*** Data for processing
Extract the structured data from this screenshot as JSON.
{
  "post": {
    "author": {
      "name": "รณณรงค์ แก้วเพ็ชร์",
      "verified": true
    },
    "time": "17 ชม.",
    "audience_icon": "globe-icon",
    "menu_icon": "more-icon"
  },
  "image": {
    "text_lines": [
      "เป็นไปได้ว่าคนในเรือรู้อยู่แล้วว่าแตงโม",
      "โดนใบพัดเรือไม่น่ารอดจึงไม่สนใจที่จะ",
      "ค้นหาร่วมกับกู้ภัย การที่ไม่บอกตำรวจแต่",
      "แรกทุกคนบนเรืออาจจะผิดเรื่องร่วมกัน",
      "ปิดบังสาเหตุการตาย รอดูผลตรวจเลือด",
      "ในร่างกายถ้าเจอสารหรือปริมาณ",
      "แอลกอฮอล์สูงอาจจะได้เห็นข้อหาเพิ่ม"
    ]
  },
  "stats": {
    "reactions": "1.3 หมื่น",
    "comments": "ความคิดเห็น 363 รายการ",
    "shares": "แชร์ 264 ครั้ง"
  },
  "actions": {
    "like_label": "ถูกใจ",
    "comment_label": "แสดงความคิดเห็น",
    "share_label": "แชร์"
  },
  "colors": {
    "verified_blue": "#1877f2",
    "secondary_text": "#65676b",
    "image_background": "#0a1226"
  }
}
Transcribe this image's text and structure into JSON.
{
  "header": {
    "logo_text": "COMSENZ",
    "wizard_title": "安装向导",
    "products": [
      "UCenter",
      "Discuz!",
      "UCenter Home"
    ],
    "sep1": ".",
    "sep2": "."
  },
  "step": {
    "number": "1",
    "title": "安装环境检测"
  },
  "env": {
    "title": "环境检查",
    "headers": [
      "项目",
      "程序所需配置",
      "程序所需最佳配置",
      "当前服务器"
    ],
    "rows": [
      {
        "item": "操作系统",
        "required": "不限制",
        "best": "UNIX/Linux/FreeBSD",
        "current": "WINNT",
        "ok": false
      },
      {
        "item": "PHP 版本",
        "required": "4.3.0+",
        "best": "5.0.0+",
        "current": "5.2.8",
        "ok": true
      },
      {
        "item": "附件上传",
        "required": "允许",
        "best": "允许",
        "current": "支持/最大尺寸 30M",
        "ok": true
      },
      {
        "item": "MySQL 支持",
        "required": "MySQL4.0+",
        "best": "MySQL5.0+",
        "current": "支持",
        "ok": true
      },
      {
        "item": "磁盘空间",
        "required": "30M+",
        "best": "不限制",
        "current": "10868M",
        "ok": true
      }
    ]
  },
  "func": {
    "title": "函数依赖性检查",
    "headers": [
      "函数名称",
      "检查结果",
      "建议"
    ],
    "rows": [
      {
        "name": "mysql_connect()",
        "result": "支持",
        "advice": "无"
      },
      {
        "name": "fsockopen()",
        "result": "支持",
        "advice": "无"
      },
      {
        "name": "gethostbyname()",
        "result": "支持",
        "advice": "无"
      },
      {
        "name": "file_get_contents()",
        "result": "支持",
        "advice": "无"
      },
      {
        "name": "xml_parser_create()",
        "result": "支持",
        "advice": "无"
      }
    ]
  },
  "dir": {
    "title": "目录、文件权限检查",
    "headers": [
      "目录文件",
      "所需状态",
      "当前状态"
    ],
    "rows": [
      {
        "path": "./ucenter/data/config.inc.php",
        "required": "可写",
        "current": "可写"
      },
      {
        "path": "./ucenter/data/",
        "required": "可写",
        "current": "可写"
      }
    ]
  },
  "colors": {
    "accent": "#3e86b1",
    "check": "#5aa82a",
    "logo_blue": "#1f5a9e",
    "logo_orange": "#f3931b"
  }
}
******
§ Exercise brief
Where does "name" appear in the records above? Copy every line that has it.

§ Result of the task
      "name": "รณณรงค์ แก้วเพ็ชร์",
        "name": "mysql_connect()",
        "name": "fsockopen()",
        "name": "gethostbyname()",
        "name": "file_get_contents()",
        "name": "xml_parser_create()",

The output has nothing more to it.